Paul DeRosa is a partner of the New York-based Simpson & Co. hedge fund, one of the top-performing funds. We consider him the most astute fixed-income trader in the world. DeRosa began his career in the securities industry as the money market economist in Citibank’s bond trading division as the right-hand man of the legendary trader Mark Kessenich. DeRosa became the bank’s chief proprietary bond trader, and subsequently was named head of the bank’s financial derivative and capital markets businesses in North America. In 1986, DeRosa and Kessenich joined E.F. Hutton Co. as co-heads of bond trading with particular responsibility for mortgage trading and finance. DeRosa and Kessenich in 1989 established Eastbridge Holdings Inc., a bond and currency trading company in New York, where DeRosa eventually served as CEO. DeRosa holds a Ph.D. in economics from Columbia and has served as a staff economist for the Federal Reserve Bank of New York.

 

12/9/04
"Perhaps a Weak Bond Market Lies Ahead"
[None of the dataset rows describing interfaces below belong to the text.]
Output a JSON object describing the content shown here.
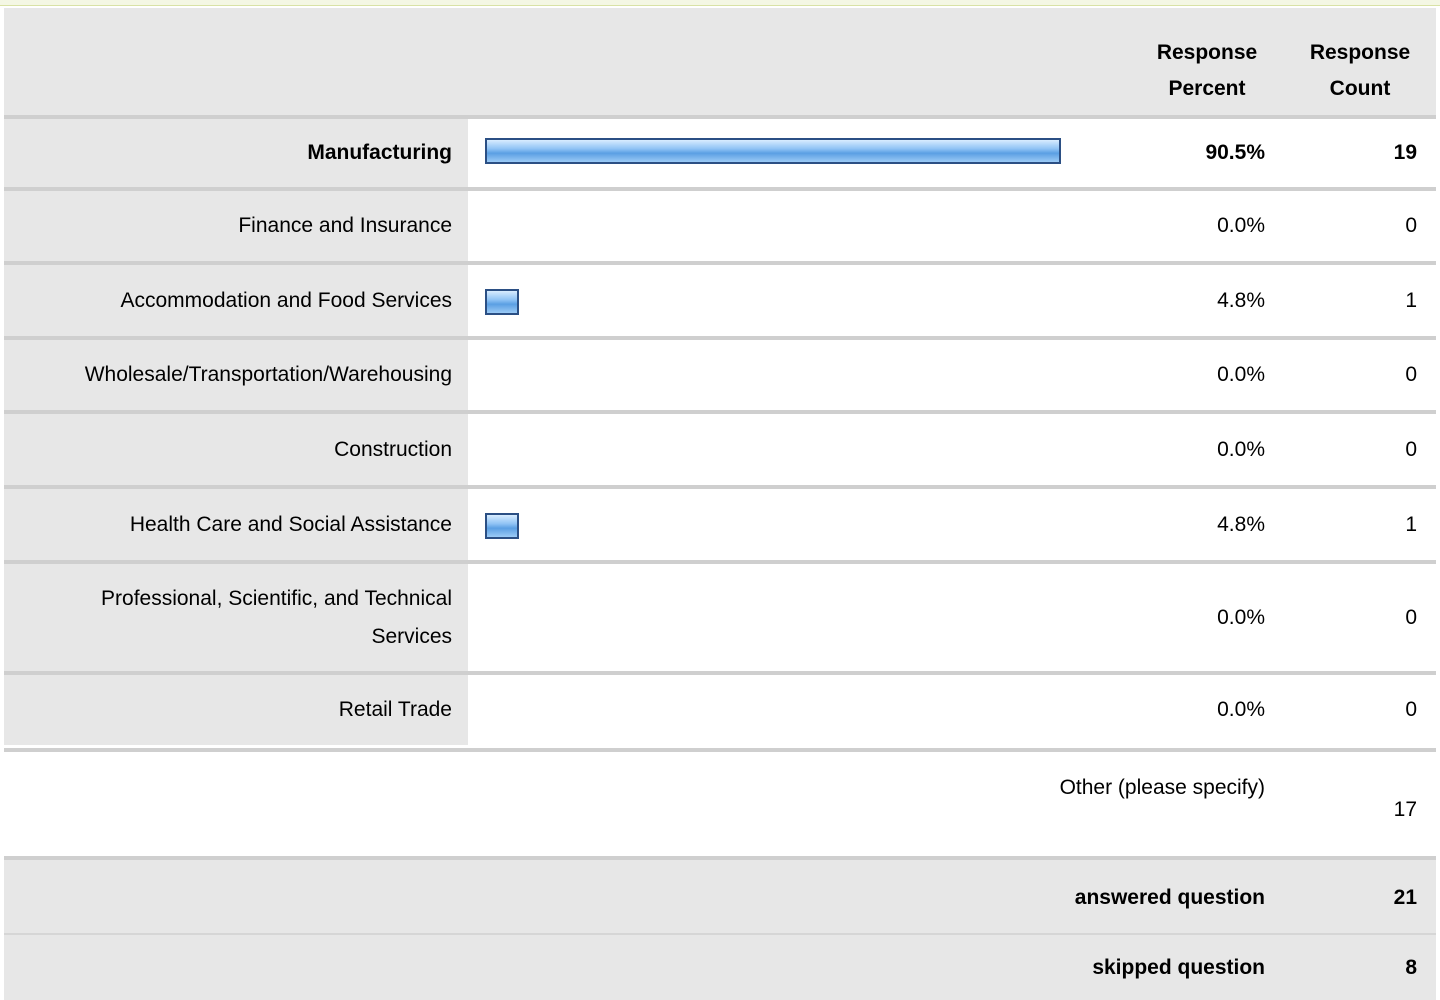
{
  "header": {
    "response_percent": "Response Percent",
    "response_count": "Response Count"
  },
  "rows": [
    {
      "label": "Manufacturing",
      "percent": "90.5%",
      "count": "19",
      "fraction": 0.905,
      "bold": true
    },
    {
      "label": "Finance and Insurance",
      "percent": "0.0%",
      "count": "0",
      "fraction": 0.0
    },
    {
      "label": "Accommodation and Food Services",
      "percent": "4.8%",
      "count": "1",
      "fraction": 0.048
    },
    {
      "label": "Wholesale/Transportation/Warehousing",
      "percent": "0.0%",
      "count": "0",
      "fraction": 0.0
    },
    {
      "label": "Construction",
      "percent": "0.0%",
      "count": "0",
      "fraction": 0.0
    },
    {
      "label": "Health Care and Social Assistance",
      "percent": "4.8%",
      "count": "1",
      "fraction": 0.048
    },
    {
      "label_line1": "Professional, Scientific, and Technical",
      "label_line2": "Services",
      "percent": "0.0%",
      "count": "0",
      "fraction": 0.0
    },
    {
      "label": "Retail Trade",
      "percent": "0.0%",
      "count": "0",
      "fraction": 0.0
    }
  ],
  "other": {
    "label": "Other (please specify)",
    "count": "17"
  },
  "summary": {
    "answered_label": "answered question",
    "answered_count": "21",
    "skipped_label": "skipped question",
    "skipped_count": "8"
  },
  "colors": {
    "row_label_background": "#e7e7e7",
    "bar_border": "#2b4f84",
    "bar_fill": "#8fc3f5"
  }
}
We have managed to keep our noses above the surface but I'm entirely bewildered by the bond market strength -- not what I would expect with the currency in free fall. It sometimes takes a while to sort things out, however, and perhaps a weak bond market still lies ahead. With dividends, the average return to the SP over the last 2 yrs is now over 15%, with the T-bill rate at 2%. Can the equity premium really be 13%?
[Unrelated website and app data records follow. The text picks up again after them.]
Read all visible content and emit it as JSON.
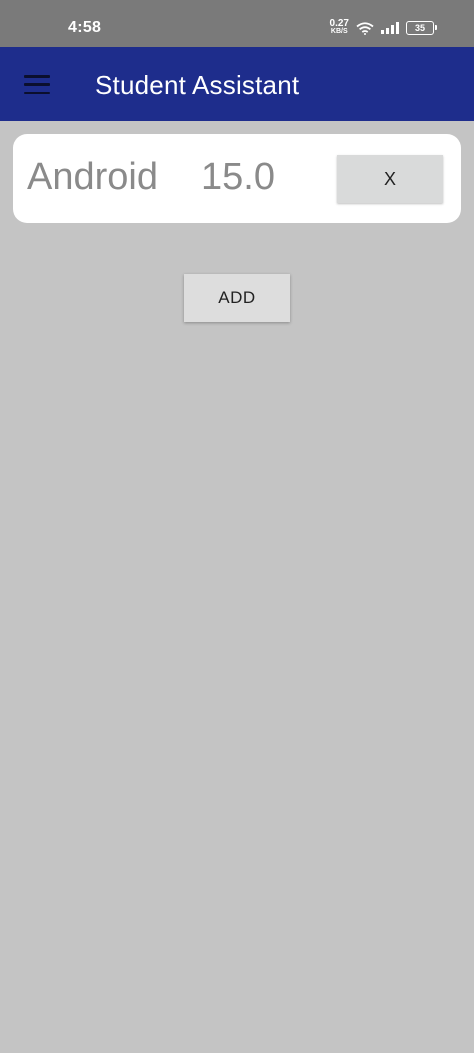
{
  "status_bar": {
    "time": "4:58",
    "net_speed_value": "0.27",
    "net_speed_unit": "KB/S",
    "battery": "35",
    "icons": [
      "wifi-icon",
      "signal-icon",
      "battery-icon"
    ]
  },
  "app_bar": {
    "title": "Student Assistant",
    "menu_icon": "hamburger-menu-icon",
    "color": "#1e2d8c"
  },
  "items": [
    {
      "name": "Android",
      "version": "15.0",
      "remove_label": "X"
    }
  ],
  "add_button": {
    "label": "ADD"
  },
  "colors": {
    "background": "#c4c4c4",
    "card": "#ffffff",
    "button": "#d9dada"
  }
}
2/17/04
"So What's Not to Like About Equities?"

The case for equities is very straightforward. Ninety percent of economic theory is about productivity and the gains from trade. The U.S. is in a sweet spot in both of those areas. As a result, the trend growth rate of the U.S. is at least 4% and could easily be higher. The current GDP is a good 5% below capacity and could easily grow at 5% or faster in each of the next several years. Interest rates and inflation are low, the credit markets are once again financing innovators, and the GDP is growing like Topsy. So what's not to like about equities?

On bonds, it seems to me that long-term rates are being held down by shorter-term rates, and short rates are being held down by the federal funds rate. In his December speech in Kansas City, Greenspan stated that the funds rate is lower than it should be. Now that the fear of financial collapse has passed, he is dragging his feet about raising it for two reasons -- employment growth is slow, and the core inflation is still falling. A change in either one of these will get rates going northward, but slowly. This is not a replay of 1994.

 

"Stock is the Better Choice Now"
In October 2002, during the depths of pessimism about the U.S. stock market, Pimco bond trader Bill Gross predicted that the Dow was heading toward 5,000. Paul DeRosa, partner of the Simpson & Co. hedge fund in New York, wrote a reasoned rebuttal on Oct. 9 that appeared on this site. The Dow fell 3% to 7286 that day, and that was as low as it went; it is now some 2,000 points higher than it was on Oct. 9. DeRosa wrote us Monday, Aug. 18, 2003, with the following update:

"We feel pretty comfortable with our stock positions and have covered all our bond shorts for now. It looks to me as if the BOJ has put a 119 ceiling on the yen, so shorting it is like owning a free option, although Zeus only knows when it would pay off.

"At the beginning of the year we thought that even though junk bonds and common stock were basically the same trade, the junk was the better of the two because it paid a big coupon while you waited for stocks to turn. Junk has backed up a good bit in the last three weeks, but I'm inclined to think stock is the better choice now because the money management crowd is tired of holding cash and annoyed they've missed the turn and won't take much encouragement to bid up the price of stock."